“The spectre of utility costs has not gone away and is worryingly rising as a problem. In addition, economic uncertainty, labour cost issues and skills shortages are combining to undermine optimism across the region.


“However, it is important to take a step back and view the whole picture. When we do, we can see that there are reasons to be positive – on several key indicators the North West is performing strongly compared to other regions and the UK as a whole.


“Consumer demand is one of the main issues reported and growth aspirations are down, but the North West is actually the leading region on revenue performance and small business investment intentions. Staff numbers are increasing, as are wages, both outperforming the national figure.


“We will continue to press the Government for national policies that drive entrepreneurial success and growth, and work with local authorities across the North West to ensure small businesses can access the best support infrastructure possible. The latter is particularly important given that local funding is diminishing – so we need to do better with less.”


Growth and investment aspirations

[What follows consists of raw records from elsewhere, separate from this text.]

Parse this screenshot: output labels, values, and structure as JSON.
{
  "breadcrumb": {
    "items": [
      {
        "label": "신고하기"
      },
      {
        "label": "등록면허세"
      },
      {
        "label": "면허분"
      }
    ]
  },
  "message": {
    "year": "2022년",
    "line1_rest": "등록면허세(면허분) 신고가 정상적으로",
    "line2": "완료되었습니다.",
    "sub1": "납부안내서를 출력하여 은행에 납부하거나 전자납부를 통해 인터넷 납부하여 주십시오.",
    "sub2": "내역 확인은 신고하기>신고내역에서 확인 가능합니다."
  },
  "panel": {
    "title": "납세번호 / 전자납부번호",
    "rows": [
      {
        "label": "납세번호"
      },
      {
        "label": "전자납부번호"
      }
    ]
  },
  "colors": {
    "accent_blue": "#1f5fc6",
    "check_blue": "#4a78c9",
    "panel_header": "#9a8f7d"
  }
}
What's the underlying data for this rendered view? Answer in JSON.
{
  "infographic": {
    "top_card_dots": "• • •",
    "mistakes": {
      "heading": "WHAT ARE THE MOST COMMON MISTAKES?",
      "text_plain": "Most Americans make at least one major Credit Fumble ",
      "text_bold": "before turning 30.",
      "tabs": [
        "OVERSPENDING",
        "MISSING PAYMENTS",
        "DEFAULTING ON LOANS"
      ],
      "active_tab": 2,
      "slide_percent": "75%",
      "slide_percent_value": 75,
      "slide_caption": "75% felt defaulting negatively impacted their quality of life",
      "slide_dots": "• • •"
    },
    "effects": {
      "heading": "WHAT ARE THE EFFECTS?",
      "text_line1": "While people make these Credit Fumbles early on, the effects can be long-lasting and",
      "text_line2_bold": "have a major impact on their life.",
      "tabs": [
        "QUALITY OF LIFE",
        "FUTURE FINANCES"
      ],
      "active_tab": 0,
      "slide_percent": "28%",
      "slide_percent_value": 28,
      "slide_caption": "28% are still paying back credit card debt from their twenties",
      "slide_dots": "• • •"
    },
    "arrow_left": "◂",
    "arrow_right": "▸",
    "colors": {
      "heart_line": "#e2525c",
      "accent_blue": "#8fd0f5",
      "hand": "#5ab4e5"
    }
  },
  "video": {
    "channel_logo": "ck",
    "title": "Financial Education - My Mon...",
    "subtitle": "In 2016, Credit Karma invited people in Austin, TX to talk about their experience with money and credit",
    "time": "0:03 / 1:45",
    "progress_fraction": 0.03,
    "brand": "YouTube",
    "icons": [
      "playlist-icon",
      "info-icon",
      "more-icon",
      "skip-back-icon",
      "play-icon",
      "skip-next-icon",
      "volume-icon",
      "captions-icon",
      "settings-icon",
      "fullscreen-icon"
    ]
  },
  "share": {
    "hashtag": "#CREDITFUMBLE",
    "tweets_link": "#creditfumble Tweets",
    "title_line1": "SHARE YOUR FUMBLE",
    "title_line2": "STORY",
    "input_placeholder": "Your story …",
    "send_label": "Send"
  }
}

Overall net growth aspirations have declined from 43% in Q3, to 32% in Q4. This quarter, 52% said that their growth aspirations in the next 12 months were to grow either rapidly (increase turnover/sales by over 20%) or moderately (up to 20%). This has worsened slightly when compared to the previous quarter, when it stood at 58%.


However, the investment intentions of North West small businesses have increased considerably compared to the previous quarter, now standing at net 21% compared to the net 0% recorded in Q3. The improved investment expectations in the region also outperforms the nationwide average in Q4 (which is net 8%).


In all, 37% of small businesses in the North West expect to increase investment levels in the coming quarter – greater than the 26% of those who indicate this nationwide. Looking at those who anticipate decreasing their investment, the North West is on par with the wider UK (16% in the region, vs. 17% nationwide).


All regions apart from East Midlands (net -8%) perform positively on investment intentions, with the North West performing the best of all. There is a 7% gap between North West (21%), and the next highest region, East of England (14%).


Business Conditions


Further, revenue sentiment in the North West has rebounded from the recent negative trend, which stretched back to Q1 2022, with a net figure of 9% reporting an increase in Q4 2024, compared to -9% in Q3. The North West is currently the most positive scoring region, with London just below (7%).


In all, 42% of small businesses in the North West reported revenue increasing during the period – an improvement on the previous quarter – and fewer (33%) reported a decrease compared to the Q3 (48%).


The future revenue outlook remains positive. A net balance of 7% expect growth in profits for the coming quarter. This is more or less on par with Q3, where the net balance stood at 8%. Revenue outlook in the coming quarter for the North West remains more positive than the net national average (which is 0%).


Employment and Wage growth


North West small businesses have increased headcount, with a net rise in staff levels for Q4 2023 (1%).


The employment picture over the preceding three months showed that 17% had decreased and 18% had increased staff numbers. The net employment level of 1% for Q4 reflects a more positive score compared to that reported in Q3 (net -4%).


Most small businesses in the region had no change in staffing levels in Q4, with just over half (57%) reporting headcount had stayed the same. The net change in headcount of 1% in the North West is higher than the respective net score nationwide, which stands with a negative outlook at -4%.


However, looking ahead, North West small businesses expect net -4% change in headcount for the next quarter.


A total of 67% of small businesses in the region increased the average salary awarded over the past 12 months – notably higher than the respective nationwide level (60%). The net change in salary for the North West in Q4 2023 has increased to 61% from Q3 (55%).


The current predicted wage growth is on par with figures recorded in the previous quarter, where 72% anticipated wage increases. In Q4 2023, 73% expect to see salary increases over the next year.